About ten years ago I thought I might start making beaded jewelry and I went a little crazy buying beads. What can I say—I had a full-time job, plenty of money, and beads can be really addictive. I even went to a big bead show at a hotel ballroom in New York. Those were the days.
Apple coral disk beads
But, when I thought about businesses to pursue and looked around at the huge number of jewelry makers out there—all with more experience than I, I had a change of heart. And went in a whole different direction.
As part of my reorganizing efforts, I recently started to sort through all the beads I bought and I've decided to sell off most of them.
Round carnelian beads
These are mostly ethnic-type beads with lots of Bali silver, African trade beads, amulets and charms from India and the Middle East, and some pretty semiprecious stone beads (turquoise, carnelian, garnet, and lapis). These will probably only be of interest to you if you make jewelry yourself but feel free to spread the word to any jewelry-making friends.
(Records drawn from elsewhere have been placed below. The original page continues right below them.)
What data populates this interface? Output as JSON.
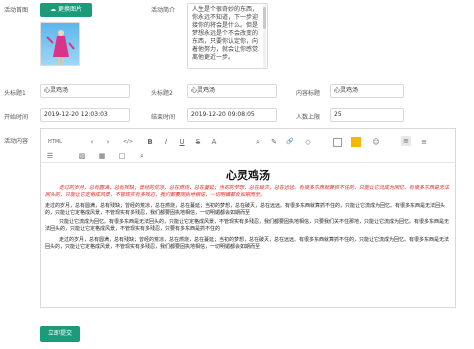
{
  "form": {
    "cover_label": "活动首图",
    "change_image_button": "更换图片",
    "intro_label": "活动简介",
    "intro_text": "人生是个很奇妙的东西，你永远不知道，下一步迎接你的将会是什么。但是梦想永远是个不会改变的东西，只要你认定你，向着他努力，就会让你感觉离他更近一步。",
    "header1_label": "头标题1",
    "header1_value": "心灵鸡汤",
    "header2_label": "头标题2",
    "header2_value": "心灵鸡汤",
    "content_title_label": "内容标题",
    "content_title_value": "心灵鸡汤",
    "start_label": "开始时间",
    "start_value": "2019-12-20 12:03:03",
    "end_label": "结束时间",
    "end_value": "2019-12-20 09:08:05",
    "limit_label": "人数上限",
    "limit_value": "25",
    "content_label": "活动内容",
    "submit_button": "立即提交"
  },
  "editor": {
    "toolbar": {
      "html": "HTML",
      "undo": "‹",
      "redo": "›",
      "code": "</>",
      "bold": "B",
      "italic": "I",
      "underline": "U",
      "strike": "S",
      "sup": "A",
      "search": "⌕",
      "brush": "✎",
      "link": "🔗",
      "eraser": "◇",
      "checkbox": "",
      "highlight": "",
      "emoji": "☺",
      "align_left": "≡",
      "align_center": "≡",
      "list": "☰",
      "image": "▨",
      "table": "▦",
      "fullscreen": "□",
      "zoom": "⌕"
    },
    "heading": "心灵鸡汤",
    "paragraph_red": "走过的岁月，总有圆满，总有残缺；曾经的荒凉，总在燃烧，总在蔓延；当初的梦想，总在破灭，总在远远。有很多东西就算抓不住的，只能让它流成为回忆。有很多东西是无法回头的，只能让它定格成风景，不管现实有多残忍，我们都要固执地相信，一切明媚都会如期而至。",
    "paragraph_2": "走过的岁月，总有圆满，总有残缺；曾经的荒凉，总在燃烧，总在蔓延；当初的梦想，总在破灭，总在远远。有很多东西就算抓不住的，只能让它流成为回忆。有很多东西是无法回头的，只能让它定格成风景，不管现实有多残忍，我们都要固执地相信，一切明媚都会如期而至",
    "paragraph_3": "只能让它流成为回忆。有很多东西是无法回头的，只能让它定格成风景，不管现实有多残忍，我们都要固执地相信，只要我们关不住那地，只能让它流成为回忆。有很多东西是无法回头的，只能让它定格成风景，不管现实有多残忍，只要有多东西是抓不住的",
    "paragraph_4": "走过的岁月，总有圆满，总有残缺；曾经的荒凉，总在燃烧，总在蔓延；当初的梦想，总在破灭，总在远远。有很多东西就算抓不住的，只能让它流成为回忆。有很多东西是无法回头的，只能让它定格成风景，不管现实有多残忍，我们都要固执地相信，一切明媚都会如期而至"
  },
  "colors": {
    "accent": "#1a9b79",
    "red_text": "#e02020",
    "highlight_swatch": "#f5b800"
  }
}
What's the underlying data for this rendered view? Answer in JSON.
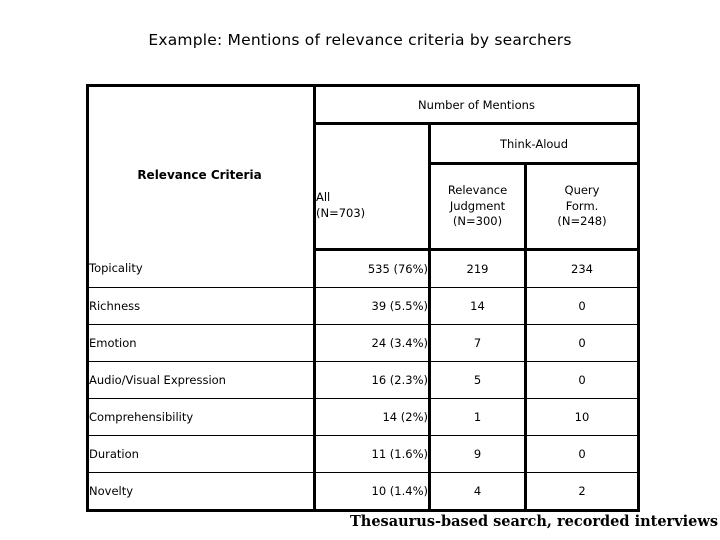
{
  "slide": {
    "title": "Example: Mentions of relevance criteria by searchers",
    "footer_note": "Thesaurus-based search, recorded interviews"
  },
  "table": {
    "group_header": "Number of Mentions",
    "think_aloud_header": "Think-Aloud",
    "columns": {
      "criteria": "Relevance Criteria",
      "all_label": "All",
      "all_n": "(N=703)",
      "relevance_judgment_label_1": "Relevance",
      "relevance_judgment_label_2": "Judgment",
      "relevance_judgment_n": "(N=300)",
      "query_form_label_1": "Query",
      "query_form_label_2": "Form.",
      "query_form_n": "(N=248)"
    },
    "rows": [
      {
        "criteria": "Topicality",
        "all": "535 (76%)",
        "relevance_judgment": "219",
        "query_form": "234"
      },
      {
        "criteria": "Richness",
        "all": "39 (5.5%)",
        "relevance_judgment": "14",
        "query_form": "0"
      },
      {
        "criteria": "Emotion",
        "all": "24 (3.4%)",
        "relevance_judgment": "7",
        "query_form": "0"
      },
      {
        "criteria": "Audio/Visual Expression",
        "all": "16 (2.3%)",
        "relevance_judgment": "5",
        "query_form": "0"
      },
      {
        "criteria": "Comprehensibility",
        "all": "14 (2%)",
        "relevance_judgment": "1",
        "query_form": "10"
      },
      {
        "criteria": "Duration",
        "all": "11 (1.6%)",
        "relevance_judgment": "9",
        "query_form": "0"
      },
      {
        "criteria": "Novelty",
        "all": "10 (1.4%)",
        "relevance_judgment": "4",
        "query_form": "2"
      }
    ]
  },
  "chart_data": {
    "type": "table",
    "title": "Example: Mentions of relevance criteria by searchers",
    "columns": [
      "Relevance Criteria",
      "All (N=703)",
      "Relevance Judgment (N=300)",
      "Query Form. (N=248)"
    ],
    "column_groups": [
      "",
      "Number of Mentions",
      "Think-Aloud",
      "Think-Aloud"
    ],
    "categories": [
      "Topicality",
      "Richness",
      "Emotion",
      "Audio/Visual Expression",
      "Comprehensibility",
      "Duration",
      "Novelty"
    ],
    "series": [
      {
        "name": "All (N=703)",
        "values": [
          535,
          39,
          24,
          16,
          14,
          11,
          10
        ],
        "percent": [
          "76%",
          "5.5%",
          "3.4%",
          "2.3%",
          "2%",
          "1.6%",
          "1.4%"
        ]
      },
      {
        "name": "Relevance Judgment (N=300)",
        "values": [
          219,
          14,
          7,
          5,
          1,
          9,
          4
        ]
      },
      {
        "name": "Query Form. (N=248)",
        "values": [
          234,
          0,
          0,
          0,
          10,
          0,
          2
        ]
      }
    ]
  }
}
Prices are what I paid when I purchased them—I'm not interested in making a profit from these, just in getting rid of things I know I'll never use. And I'm happy to combine shipping costs if you're buying several items—you can fit a lot of beads in a small flat-rate box!
Antique Venetian glass trade beads